◆ **About this exercise**
For this exercise, set down all the records exactly as given.

◆ **The data**
★ ★ ★ ★ ★ ★ ★
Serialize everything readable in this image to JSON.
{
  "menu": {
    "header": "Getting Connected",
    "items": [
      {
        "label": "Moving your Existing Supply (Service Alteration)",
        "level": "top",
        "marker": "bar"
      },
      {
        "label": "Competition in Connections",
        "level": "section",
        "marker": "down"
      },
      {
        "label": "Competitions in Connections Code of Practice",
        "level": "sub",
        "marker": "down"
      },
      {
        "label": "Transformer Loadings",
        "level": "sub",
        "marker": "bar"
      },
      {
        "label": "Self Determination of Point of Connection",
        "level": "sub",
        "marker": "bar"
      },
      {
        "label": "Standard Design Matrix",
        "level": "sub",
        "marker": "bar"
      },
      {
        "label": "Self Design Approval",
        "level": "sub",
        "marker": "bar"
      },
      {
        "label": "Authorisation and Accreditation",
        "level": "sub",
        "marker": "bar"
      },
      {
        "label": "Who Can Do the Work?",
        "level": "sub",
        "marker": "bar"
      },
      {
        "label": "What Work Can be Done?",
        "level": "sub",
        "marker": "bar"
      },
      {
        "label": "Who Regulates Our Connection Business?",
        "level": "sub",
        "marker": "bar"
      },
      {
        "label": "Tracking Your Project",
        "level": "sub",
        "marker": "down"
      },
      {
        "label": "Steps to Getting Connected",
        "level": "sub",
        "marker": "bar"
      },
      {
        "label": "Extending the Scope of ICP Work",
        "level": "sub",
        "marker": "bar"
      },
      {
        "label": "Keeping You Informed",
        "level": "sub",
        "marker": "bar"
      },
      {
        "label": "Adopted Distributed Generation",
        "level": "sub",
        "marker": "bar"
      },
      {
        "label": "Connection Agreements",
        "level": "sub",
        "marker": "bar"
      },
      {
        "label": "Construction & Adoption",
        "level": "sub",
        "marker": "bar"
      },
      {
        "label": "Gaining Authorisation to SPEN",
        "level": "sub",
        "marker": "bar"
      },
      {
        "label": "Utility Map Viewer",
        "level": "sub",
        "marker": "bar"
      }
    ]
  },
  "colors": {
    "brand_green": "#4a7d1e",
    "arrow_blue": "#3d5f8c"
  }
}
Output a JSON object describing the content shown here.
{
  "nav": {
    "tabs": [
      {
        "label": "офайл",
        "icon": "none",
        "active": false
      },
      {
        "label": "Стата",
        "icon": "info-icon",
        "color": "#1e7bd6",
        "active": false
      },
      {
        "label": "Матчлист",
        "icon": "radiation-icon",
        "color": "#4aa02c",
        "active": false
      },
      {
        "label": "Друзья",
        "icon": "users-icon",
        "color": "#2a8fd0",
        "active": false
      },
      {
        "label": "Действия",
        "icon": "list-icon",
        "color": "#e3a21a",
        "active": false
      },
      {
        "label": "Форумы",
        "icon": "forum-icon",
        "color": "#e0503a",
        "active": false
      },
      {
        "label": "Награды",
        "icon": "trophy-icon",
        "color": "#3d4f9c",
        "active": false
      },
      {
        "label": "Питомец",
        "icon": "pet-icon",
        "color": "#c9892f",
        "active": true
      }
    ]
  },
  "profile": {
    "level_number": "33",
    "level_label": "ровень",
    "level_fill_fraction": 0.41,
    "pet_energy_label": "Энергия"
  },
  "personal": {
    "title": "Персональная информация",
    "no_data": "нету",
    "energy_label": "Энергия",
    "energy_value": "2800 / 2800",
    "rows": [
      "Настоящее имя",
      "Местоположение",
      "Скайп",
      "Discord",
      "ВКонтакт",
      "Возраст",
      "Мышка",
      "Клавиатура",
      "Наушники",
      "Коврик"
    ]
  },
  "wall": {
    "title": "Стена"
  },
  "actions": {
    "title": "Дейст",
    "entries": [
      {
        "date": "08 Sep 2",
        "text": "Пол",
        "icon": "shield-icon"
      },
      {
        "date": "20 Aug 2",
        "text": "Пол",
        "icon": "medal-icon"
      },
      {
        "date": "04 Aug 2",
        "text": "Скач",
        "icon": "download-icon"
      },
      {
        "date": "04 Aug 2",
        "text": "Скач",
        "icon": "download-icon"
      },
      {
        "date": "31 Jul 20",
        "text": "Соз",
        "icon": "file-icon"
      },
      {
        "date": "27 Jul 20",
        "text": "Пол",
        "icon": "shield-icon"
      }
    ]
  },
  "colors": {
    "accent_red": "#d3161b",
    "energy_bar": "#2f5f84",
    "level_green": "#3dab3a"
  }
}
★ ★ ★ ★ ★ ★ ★
◆ **Result**
Serialize everything readable in this image to JSON.
{
  "menu": {
    "header": "Getting Connected",
    "items": [
      {
        "label": "Moving your Existing Supply (Service Alteration)",
        "level": "top",
        "marker": "bar"
      },
      {
        "label": "Competition in Connections",
        "level": "section",
        "marker": "down"
      },
      {
        "label": "Competitions in Connections Code of Practice",
        "level": "sub",
        "marker": "down"
      },
      {
        "label": "Transformer Loadings",
        "level": "sub",
        "marker": "bar"
      },
      {
        "label": "Self Determination of Point of Connection",
        "level": "sub",
        "marker": "bar"
      },
      {
        "label": "Standard Design Matrix",
        "level": "sub",
        "marker": "bar"
      },
      {
        "label": "Self Design Approval",
        "level": "sub",
        "marker": "bar"
      },
      {
        "label": "Authorisation and Accreditation",
        "level": "sub",
        "marker": "bar"
      },
      {
        "label": "Who Can Do the Work?",
        "level": "sub",
        "marker": "bar"
      },
      {
        "label": "What Work Can be Done?",
        "level": "sub",
        "marker": "bar"
      },
      {
        "label": "Who Regulates Our Connection Business?",
        "level": "sub",
        "marker": "bar"
      },
      {
        "label": "Tracking Your Project",
        "level": "sub",
        "marker": "down"
      },
      {
        "label": "Steps to Getting Connected",
        "level": "sub",
        "marker": "bar"
      },
      {
        "label": "Extending the Scope of ICP Work",
        "level": "sub",
        "marker": "bar"
      },
      {
        "label": "Keeping You Informed",
        "level": "sub",
        "marker": "bar"
      },
      {
        "label": "Adopted Distributed Generation",
        "level": "sub",
        "marker": "bar"
      },
      {
        "label": "Connection Agreements",
        "level": "sub",
        "marker": "bar"
      },
      {
        "label": "Construction & Adoption",
        "level": "sub",
        "marker": "bar"
      },
      {
        "label": "Gaining Authorisation to SPEN",
        "level": "sub",
        "marker": "bar"
      },
      {
        "label": "Utility Map Viewer",
        "level": "sub",
        "marker": "bar"
      }
    ]
  },
  "colors": {
    "brand_green": "#4a7d1e",
    "arrow_blue": "#3d5f8c"
  }
}
Output a JSON object describing the content shown here.
{
  "nav": {
    "tabs": [
      {
        "label": "офайл",
        "icon": "none",
        "active": false
      },
      {
        "label": "Стата",
        "icon": "info-icon",
        "color": "#1e7bd6",
        "active": false
      },
      {
        "label": "Матчлист",
        "icon": "radiation-icon",
        "color": "#4aa02c",
        "active": false
      },
      {
        "label": "Друзья",
        "icon": "users-icon",
        "color": "#2a8fd0",
        "active": false
      },
      {
        "label": "Действия",
        "icon": "list-icon",
        "color": "#e3a21a",
        "active": false
      },
      {
        "label": "Форумы",
        "icon": "forum-icon",
        "color": "#e0503a",
        "active": false
      },
      {
        "label": "Награды",
        "icon": "trophy-icon",
        "color": "#3d4f9c",
        "active": false
      },
      {
        "label": "Питомец",
        "icon": "pet-icon",
        "color": "#c9892f",
        "active": true
      }
    ]
  },
  "profile": {
    "level_number": "33",
    "level_label": "ровень",
    "level_fill_fraction": 0.41,
    "pet_energy_label": "Энергия"
  },
  "personal": {
    "title": "Персональная информация",
    "no_data": "нету",
    "energy_label": "Энергия",
    "energy_value": "2800 / 2800",
    "rows": [
      "Настоящее имя",
      "Местоположение",
      "Скайп",
      "Discord",
      "ВКонтакт",
      "Возраст",
      "Мышка",
      "Клавиатура",
      "Наушники",
      "Коврик"
    ]
  },
  "wall": {
    "title": "Стена"
  },
  "actions": {
    "title": "Дейст",
    "entries": [
      {
        "date": "08 Sep 2",
        "text": "Пол",
        "icon": "shield-icon"
      },
      {
        "date": "20 Aug 2",
        "text": "Пол",
        "icon": "medal-icon"
      },
      {
        "date": "04 Aug 2",
        "text": "Скач",
        "icon": "download-icon"
      },
      {
        "date": "04 Aug 2",
        "text": "Скач",
        "icon": "download-icon"
      },
      {
        "date": "31 Jul 20",
        "text": "Соз",
        "icon": "file-icon"
      },
      {
        "date": "27 Jul 20",
        "text": "Пол",
        "icon": "shield-icon"
      }
    ]
  },
  "colors": {
    "accent_red": "#d3161b",
    "energy_bar": "#2f5f84",
    "level_green": "#3dab3a"
  }
}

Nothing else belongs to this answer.